Scan the entries for the word "false". Every line that has it should be copied.

(Records drawn from a dataset)
-- Opening Marker --

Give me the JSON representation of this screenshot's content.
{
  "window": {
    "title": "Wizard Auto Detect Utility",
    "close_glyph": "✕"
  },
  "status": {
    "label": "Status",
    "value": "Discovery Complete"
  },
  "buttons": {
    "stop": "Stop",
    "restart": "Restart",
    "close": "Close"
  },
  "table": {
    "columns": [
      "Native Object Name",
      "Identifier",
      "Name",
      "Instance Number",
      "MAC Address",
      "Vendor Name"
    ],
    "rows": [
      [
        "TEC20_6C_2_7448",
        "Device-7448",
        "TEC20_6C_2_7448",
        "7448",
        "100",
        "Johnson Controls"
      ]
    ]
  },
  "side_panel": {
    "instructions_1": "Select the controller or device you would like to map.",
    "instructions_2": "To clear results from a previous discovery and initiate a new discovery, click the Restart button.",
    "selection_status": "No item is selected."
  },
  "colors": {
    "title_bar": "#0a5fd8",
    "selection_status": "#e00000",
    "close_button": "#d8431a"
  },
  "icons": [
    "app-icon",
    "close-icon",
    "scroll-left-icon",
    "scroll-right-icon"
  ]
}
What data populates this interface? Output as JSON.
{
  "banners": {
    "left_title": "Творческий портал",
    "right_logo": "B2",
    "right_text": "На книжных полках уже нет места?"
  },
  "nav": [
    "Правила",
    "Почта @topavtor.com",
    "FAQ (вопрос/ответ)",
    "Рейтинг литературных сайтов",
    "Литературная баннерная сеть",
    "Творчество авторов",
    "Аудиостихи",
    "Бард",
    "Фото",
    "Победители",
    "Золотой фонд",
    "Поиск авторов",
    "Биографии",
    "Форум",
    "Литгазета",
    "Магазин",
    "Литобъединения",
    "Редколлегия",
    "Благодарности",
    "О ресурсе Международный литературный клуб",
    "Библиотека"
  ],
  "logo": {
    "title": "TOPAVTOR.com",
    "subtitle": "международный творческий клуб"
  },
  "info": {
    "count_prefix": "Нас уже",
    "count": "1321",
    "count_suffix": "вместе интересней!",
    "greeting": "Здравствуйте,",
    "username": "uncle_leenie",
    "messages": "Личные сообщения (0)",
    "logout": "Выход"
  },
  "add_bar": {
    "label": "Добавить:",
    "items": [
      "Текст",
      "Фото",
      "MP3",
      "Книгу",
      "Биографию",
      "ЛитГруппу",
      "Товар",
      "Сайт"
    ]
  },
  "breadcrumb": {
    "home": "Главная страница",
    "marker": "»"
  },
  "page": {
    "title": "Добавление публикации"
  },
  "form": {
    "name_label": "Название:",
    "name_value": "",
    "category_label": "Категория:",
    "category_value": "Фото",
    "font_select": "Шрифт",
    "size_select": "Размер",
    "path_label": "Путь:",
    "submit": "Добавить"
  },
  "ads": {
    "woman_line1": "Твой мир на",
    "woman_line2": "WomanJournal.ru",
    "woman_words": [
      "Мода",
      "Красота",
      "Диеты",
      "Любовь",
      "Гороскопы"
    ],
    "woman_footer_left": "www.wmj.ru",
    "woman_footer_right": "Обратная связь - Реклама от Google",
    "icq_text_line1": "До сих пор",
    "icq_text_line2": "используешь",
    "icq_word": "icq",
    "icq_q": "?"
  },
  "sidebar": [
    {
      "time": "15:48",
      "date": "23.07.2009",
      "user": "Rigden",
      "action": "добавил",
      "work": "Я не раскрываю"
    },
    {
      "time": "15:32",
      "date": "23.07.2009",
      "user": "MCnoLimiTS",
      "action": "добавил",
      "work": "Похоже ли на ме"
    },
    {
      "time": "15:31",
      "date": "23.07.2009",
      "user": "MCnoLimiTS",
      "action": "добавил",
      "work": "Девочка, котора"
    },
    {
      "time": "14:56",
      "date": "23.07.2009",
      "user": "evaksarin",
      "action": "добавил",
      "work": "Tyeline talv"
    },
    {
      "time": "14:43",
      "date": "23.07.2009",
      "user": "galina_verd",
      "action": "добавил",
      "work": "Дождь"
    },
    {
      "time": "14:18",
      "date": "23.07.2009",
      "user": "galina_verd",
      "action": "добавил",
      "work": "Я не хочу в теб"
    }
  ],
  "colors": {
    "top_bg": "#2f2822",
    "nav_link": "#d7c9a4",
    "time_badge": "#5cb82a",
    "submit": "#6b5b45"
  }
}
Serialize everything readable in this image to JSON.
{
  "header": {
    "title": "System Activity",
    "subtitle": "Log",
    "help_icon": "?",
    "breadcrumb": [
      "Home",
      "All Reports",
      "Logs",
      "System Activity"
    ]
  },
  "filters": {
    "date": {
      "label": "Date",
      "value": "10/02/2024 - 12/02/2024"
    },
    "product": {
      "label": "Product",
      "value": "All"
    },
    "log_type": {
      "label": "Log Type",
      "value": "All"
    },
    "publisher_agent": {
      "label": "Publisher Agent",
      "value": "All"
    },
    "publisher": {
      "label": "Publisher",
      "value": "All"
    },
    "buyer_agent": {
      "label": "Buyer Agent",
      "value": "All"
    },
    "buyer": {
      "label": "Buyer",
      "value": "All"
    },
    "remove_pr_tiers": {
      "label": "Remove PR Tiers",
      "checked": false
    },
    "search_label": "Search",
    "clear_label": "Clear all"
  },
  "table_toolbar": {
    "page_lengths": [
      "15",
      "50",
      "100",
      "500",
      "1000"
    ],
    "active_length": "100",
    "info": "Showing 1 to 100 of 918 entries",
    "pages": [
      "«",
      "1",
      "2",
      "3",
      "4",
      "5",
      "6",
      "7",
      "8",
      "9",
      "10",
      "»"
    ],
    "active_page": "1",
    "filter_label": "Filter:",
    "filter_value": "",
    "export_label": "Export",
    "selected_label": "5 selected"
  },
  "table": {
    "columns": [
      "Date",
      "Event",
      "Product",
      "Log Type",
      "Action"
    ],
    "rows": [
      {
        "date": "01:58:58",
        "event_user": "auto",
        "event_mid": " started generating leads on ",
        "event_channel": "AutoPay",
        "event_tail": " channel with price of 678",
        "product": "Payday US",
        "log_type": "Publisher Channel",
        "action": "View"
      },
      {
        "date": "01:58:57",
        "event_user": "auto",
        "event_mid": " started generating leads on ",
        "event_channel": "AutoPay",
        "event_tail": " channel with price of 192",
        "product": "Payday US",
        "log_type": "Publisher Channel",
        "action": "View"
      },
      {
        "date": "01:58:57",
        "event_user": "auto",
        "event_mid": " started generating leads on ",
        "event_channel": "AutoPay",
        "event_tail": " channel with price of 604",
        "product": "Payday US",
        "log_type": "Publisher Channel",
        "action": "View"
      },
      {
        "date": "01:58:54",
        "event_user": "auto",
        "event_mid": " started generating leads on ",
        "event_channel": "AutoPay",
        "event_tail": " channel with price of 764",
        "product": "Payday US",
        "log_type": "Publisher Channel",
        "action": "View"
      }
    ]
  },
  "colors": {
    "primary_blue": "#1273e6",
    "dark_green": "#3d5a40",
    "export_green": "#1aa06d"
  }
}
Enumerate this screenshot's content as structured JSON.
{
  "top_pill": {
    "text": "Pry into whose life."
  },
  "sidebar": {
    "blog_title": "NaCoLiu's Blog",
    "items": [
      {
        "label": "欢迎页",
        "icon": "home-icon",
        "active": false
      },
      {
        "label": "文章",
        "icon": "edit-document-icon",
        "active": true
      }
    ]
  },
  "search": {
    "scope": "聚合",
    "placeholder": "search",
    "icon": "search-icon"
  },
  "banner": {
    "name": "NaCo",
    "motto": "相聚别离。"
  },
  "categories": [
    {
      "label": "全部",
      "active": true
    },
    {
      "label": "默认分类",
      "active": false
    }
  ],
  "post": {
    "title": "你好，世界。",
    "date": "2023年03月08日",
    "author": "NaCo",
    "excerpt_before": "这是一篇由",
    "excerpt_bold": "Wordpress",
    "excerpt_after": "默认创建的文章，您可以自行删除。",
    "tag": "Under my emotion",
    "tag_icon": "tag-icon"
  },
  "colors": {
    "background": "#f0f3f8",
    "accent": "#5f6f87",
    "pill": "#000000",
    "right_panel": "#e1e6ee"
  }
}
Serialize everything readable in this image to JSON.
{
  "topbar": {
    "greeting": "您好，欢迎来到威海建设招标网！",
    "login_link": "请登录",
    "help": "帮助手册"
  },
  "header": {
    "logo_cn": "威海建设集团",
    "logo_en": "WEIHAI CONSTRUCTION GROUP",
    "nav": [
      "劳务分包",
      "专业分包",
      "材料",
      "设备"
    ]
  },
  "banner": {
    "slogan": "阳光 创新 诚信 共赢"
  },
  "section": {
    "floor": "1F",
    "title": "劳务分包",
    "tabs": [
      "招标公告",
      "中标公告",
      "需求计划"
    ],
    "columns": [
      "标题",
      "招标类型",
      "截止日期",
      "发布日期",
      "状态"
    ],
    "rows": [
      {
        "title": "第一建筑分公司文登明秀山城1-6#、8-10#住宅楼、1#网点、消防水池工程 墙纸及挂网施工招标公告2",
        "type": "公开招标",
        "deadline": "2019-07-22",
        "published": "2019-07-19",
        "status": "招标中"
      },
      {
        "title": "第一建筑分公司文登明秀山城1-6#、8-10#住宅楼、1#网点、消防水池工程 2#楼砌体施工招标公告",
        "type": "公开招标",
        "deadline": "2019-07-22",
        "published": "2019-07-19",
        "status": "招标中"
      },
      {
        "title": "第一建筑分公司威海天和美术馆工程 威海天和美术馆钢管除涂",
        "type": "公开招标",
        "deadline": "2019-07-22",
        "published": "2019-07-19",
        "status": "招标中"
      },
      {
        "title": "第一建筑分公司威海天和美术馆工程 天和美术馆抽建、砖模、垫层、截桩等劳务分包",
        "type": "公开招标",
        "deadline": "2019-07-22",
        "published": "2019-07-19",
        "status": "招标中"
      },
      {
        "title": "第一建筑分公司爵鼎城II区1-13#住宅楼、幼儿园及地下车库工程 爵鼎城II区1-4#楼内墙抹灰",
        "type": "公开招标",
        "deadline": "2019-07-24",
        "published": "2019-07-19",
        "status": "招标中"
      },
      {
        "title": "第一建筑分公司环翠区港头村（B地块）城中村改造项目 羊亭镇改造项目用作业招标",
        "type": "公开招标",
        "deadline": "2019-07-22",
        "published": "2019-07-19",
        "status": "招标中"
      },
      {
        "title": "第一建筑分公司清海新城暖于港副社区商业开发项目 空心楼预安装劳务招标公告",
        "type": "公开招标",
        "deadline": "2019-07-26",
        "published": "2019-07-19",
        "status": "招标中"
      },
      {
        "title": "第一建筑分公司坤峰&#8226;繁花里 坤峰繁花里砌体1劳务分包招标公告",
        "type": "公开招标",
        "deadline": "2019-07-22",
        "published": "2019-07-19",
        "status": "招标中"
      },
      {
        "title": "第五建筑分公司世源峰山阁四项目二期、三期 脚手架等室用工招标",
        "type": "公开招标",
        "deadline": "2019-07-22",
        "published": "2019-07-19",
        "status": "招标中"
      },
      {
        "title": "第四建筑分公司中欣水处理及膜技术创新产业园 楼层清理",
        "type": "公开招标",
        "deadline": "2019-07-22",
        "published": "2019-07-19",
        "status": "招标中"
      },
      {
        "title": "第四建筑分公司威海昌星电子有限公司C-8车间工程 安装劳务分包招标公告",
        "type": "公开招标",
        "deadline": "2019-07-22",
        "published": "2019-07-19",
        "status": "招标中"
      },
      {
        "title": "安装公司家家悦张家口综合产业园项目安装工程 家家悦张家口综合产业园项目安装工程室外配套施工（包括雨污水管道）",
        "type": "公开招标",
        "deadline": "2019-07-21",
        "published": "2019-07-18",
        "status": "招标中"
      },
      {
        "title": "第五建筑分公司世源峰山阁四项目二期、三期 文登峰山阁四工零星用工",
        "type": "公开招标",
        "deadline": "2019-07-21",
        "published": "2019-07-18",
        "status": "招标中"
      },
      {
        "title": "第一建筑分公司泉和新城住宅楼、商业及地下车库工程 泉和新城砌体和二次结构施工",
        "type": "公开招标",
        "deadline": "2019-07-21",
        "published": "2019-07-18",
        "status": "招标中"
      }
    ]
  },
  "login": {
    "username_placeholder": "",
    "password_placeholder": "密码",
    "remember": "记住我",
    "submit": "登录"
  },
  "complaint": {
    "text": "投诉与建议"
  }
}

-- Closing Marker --

Solution:
      "checked": false
        "active": false
      "active": false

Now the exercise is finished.